  48. The HomeNet project also found that recreation and communication activities dominated teens' use of the Internet. Teens were less likely than adults to use the Internet for getting product information, to purchase items, to read the news, or to view sexually oriented materials.
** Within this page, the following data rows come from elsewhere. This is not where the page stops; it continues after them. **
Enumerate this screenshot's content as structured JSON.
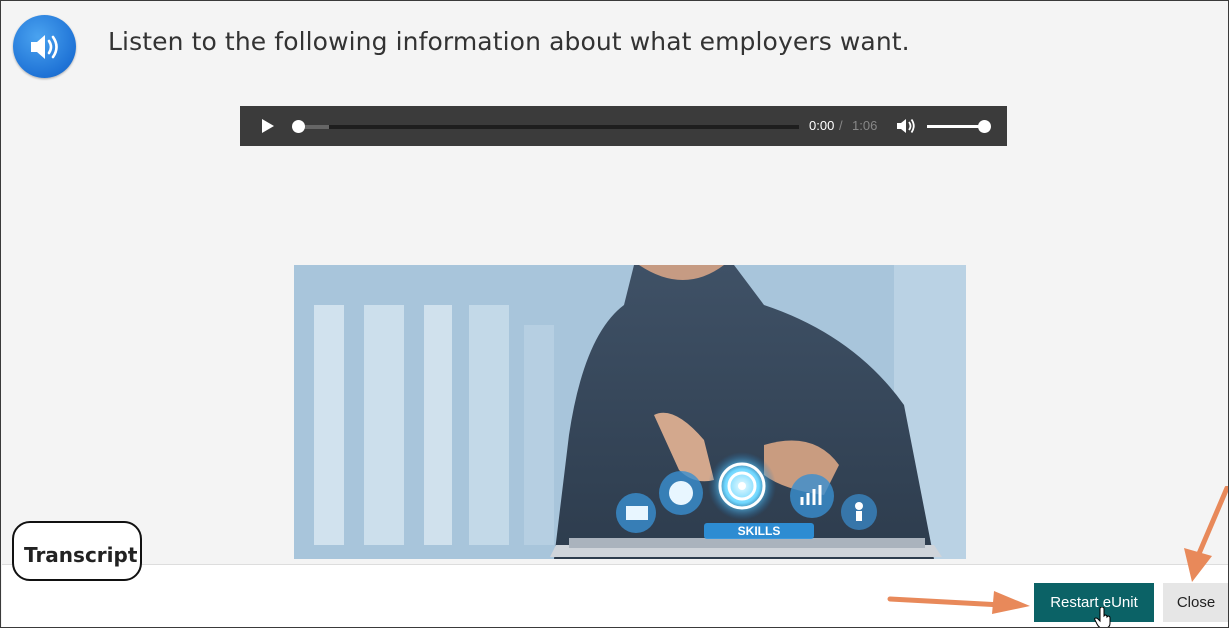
{
  "instruction": {
    "text": "Listen to the following information about what employers want.",
    "icon": "speaker-icon"
  },
  "audio_player": {
    "current_time": "0:00",
    "separator": "/",
    "duration": "1:06",
    "progress_fraction": 0.0,
    "volume_fraction": 1.0,
    "play_icon": "play-icon",
    "volume_icon": "volume-icon"
  },
  "hero_image": {
    "caption": "SKILLS"
  },
  "transcript": {
    "label": "Transcript"
  },
  "footer": {
    "restart_label": "Restart eUnit",
    "close_label": "Close"
  },
  "colors": {
    "accent_teal": "#0b6266",
    "annotation_arrow": "#e8895a",
    "speaker_blue": "#1f73d6",
    "player_bg": "#3b3b3b"
  }
}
See note no. 46, Kraut, Mukhopadhyay, Szczypula, et al.
  49. See Table 12 at for a summary of the results of the standardized multiple regression (beta) coefficients linking each contextual factor with each aspect of home computer use.
  50. Note that the percentage of all children who used home computers in these various ways is only half the percentage of children in home-computer owning households shown in Figure 9 and discussed in the text.
  51. For a number of reasons, only one variable was examined for each member of a child's family: the parents' use of computers at work, the child's own use of computers at school, and the child's siblings' use of computers at home. It is likely that the attribution of "impact" belongs as much to the people involved as to the context in which their use of computers is measured.
  52. Results from the Roper Youth Report, conducted annually, found similar percentages of girls and boys using computers (not only in the home, but also in places such as friends' homes, the library, and part-time work settings) for the first time in 1998. See Roper Starch Worldwide. Kids computer use stabilizes; gender gap disappearing. Press release. New York: Roper Starch Worldwide, February 16, 1999. Available online at roperweb/news/content/news106.htm.
  53. Gender differences for some types of home computer use were somewhat larger for adolescents—for example, playing games was reported for 68% of teen boys but only 55% of teen girls.
  54. Gender differences in types of home Internet use were generally no greater than two percentage points. Largest differences were in retrieval of news and sports information, with 17% of boys in households with computers, but only 11% of girls likely to use the Web for that purpose.
  55. Attitudinal and stylistic differences between girls and boys are explored in Brunner, C., Bennett, D., and Honey, M. Girl games and technological desire. In From Barbie to Mortal Kombat: Gender and computer games. J. Cassell and H. Jenkins, eds. Cambridge, MA: MIT Press, 1998.
  56. For example, Ford Motor Company provided its 350,000 employees with home computers, color printers, and unlimited access to the Internet for the nominal fee of $5 per month. See Brown, W., and Swoboda, F. Ford offers home PC to every employee; $5-a-month plan reflects firm's focus on Internet. Washington Post. February 4, 2000, at A1.
  57. Word processing is one of several types of computer applications that have replaced skill practice as the primary focus for middle and high school computer use, apart from teaching about computers. Word processing is by far the most common type of computer assignment, not only in English class, but in almost every other subject as well.